Currently, 11% of US broadband households report owning a smart watch, with Apple dominating with approximately 40% of the market share. Twelve percent (12%) report owning a digital pedometer or fitness/activity tracker with Wi-Fi or Bluetooth connectivity, according to a Parks Associates Q3 2016 consumer survey.
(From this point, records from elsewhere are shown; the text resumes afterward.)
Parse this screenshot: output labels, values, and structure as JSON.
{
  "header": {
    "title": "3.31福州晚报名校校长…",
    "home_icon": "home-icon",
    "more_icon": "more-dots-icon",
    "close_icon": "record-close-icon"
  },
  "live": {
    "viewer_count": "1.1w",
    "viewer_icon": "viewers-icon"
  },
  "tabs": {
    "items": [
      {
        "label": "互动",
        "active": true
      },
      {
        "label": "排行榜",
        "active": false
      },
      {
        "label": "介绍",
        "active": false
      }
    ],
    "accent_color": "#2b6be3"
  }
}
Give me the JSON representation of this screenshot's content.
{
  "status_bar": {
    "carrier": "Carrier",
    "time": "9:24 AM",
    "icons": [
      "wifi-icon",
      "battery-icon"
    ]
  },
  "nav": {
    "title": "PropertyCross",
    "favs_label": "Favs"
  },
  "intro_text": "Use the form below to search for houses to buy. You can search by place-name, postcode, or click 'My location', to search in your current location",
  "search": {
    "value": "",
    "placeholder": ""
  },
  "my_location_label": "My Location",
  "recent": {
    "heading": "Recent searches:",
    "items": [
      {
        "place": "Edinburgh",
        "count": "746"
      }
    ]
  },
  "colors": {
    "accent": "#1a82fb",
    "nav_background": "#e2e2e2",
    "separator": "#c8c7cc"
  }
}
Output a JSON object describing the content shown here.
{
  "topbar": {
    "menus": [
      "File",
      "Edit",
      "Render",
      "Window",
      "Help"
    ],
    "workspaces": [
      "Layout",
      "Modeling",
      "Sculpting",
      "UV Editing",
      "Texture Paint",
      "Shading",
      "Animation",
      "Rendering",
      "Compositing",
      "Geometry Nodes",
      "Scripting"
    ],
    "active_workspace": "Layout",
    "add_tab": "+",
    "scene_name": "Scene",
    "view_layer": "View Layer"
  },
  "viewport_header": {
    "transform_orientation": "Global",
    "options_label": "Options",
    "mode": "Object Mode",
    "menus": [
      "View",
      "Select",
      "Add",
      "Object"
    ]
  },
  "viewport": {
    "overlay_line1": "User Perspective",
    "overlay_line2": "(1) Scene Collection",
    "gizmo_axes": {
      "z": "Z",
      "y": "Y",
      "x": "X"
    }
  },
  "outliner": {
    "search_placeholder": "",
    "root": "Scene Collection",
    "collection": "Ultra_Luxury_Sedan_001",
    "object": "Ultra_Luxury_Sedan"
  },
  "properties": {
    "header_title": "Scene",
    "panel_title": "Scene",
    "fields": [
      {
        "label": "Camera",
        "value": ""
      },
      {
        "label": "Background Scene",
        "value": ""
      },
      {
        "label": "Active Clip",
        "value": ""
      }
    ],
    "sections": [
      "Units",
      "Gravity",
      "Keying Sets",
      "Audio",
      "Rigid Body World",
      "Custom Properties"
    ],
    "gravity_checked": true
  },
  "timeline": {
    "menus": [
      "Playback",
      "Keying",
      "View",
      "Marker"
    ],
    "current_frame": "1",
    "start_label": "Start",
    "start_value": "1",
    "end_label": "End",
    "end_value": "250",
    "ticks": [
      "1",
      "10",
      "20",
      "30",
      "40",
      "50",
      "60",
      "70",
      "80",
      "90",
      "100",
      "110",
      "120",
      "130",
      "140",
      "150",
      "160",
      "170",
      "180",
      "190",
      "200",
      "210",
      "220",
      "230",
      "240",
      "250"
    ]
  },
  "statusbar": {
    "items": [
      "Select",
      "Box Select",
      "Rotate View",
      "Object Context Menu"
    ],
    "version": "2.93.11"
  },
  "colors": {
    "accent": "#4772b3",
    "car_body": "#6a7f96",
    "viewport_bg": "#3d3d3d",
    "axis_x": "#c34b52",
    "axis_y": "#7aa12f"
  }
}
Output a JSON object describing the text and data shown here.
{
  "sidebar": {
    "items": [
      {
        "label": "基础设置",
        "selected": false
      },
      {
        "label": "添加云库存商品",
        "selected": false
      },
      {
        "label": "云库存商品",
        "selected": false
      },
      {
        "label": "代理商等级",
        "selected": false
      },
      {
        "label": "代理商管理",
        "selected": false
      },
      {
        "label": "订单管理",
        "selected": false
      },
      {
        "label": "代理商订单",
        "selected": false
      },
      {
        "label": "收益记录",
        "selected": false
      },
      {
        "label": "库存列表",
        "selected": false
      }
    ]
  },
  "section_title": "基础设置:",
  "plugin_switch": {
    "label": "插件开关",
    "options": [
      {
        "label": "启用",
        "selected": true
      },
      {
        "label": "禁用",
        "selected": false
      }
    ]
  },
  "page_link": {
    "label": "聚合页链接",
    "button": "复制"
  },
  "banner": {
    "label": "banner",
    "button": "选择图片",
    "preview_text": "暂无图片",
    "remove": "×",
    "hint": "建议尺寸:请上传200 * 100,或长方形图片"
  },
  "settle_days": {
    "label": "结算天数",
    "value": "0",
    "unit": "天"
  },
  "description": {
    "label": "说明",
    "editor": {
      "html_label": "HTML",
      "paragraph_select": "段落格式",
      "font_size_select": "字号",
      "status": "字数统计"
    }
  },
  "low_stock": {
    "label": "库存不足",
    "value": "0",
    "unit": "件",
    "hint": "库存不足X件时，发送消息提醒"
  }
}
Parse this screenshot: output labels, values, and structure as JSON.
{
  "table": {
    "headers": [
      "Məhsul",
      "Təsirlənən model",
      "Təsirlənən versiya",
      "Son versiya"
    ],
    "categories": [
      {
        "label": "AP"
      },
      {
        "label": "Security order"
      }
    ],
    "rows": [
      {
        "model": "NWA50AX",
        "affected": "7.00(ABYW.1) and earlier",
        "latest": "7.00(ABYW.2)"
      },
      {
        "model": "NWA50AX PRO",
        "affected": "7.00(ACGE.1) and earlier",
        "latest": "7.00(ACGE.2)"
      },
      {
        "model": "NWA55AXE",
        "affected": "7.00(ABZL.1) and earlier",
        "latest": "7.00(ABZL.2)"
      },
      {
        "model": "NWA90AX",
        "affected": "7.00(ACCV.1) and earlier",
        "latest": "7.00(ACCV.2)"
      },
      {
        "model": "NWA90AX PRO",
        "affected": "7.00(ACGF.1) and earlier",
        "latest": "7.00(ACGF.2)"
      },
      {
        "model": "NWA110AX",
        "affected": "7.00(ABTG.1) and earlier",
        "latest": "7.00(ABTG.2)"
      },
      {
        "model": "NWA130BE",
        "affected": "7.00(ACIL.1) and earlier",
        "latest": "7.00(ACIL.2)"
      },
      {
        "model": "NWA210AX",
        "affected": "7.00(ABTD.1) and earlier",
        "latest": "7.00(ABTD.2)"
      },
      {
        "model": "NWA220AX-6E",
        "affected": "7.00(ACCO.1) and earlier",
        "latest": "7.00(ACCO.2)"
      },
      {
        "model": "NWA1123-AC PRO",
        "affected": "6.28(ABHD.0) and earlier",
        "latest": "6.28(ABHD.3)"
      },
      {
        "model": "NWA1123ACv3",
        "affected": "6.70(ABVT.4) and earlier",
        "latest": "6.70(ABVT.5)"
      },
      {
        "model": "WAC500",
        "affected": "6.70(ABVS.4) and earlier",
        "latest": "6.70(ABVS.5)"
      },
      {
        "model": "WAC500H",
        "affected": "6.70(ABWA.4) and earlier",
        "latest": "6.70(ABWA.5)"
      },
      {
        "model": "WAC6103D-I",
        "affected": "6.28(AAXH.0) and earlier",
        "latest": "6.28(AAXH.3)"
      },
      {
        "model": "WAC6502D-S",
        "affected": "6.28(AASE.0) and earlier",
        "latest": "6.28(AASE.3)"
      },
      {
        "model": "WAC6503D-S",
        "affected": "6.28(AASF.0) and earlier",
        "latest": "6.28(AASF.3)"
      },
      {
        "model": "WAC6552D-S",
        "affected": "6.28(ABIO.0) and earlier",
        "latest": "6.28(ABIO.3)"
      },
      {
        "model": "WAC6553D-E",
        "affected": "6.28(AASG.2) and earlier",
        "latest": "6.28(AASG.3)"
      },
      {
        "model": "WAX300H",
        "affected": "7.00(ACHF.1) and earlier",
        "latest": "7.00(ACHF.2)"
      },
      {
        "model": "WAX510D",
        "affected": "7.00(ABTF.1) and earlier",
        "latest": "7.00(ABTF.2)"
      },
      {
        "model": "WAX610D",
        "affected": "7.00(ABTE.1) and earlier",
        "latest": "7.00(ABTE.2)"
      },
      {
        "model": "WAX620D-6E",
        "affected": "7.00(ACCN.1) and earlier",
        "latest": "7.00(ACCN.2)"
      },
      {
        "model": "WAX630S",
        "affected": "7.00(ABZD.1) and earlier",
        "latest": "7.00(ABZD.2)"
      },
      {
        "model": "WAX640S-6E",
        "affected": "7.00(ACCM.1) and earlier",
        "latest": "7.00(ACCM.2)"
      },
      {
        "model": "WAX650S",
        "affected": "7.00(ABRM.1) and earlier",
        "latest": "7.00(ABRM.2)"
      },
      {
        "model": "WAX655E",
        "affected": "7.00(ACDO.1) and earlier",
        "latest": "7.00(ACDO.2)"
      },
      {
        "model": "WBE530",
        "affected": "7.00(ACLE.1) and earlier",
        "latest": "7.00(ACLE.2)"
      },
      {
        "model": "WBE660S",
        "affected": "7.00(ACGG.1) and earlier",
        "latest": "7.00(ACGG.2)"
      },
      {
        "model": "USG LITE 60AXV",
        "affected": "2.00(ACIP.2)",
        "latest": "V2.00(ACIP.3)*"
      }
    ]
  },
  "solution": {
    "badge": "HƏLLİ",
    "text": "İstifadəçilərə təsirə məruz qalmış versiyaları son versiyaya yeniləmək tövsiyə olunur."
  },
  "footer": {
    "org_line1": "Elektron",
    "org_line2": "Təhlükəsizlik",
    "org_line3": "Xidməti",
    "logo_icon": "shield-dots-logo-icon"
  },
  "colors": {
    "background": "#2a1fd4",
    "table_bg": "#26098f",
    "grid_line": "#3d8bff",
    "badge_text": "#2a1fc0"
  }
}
The market for connected wearables benefits from healthcare reforms, which encourage more self-care by consumers and more health monitoring and support from doctors when their patients are outside of the doctor’s office. While fitness trackers are wellness-related by design, smart watches have been marketed as multiuse products. Yet, early adopters report using their smart watches for health tracking (58%) over any other use case tested. Apple’s marketing around its next-generation Watch Series 2 is notably fitness-focused, with new GPS capabilities and swim support.

Source: ISE Magazine, January 2017, Volume 35, Issue 1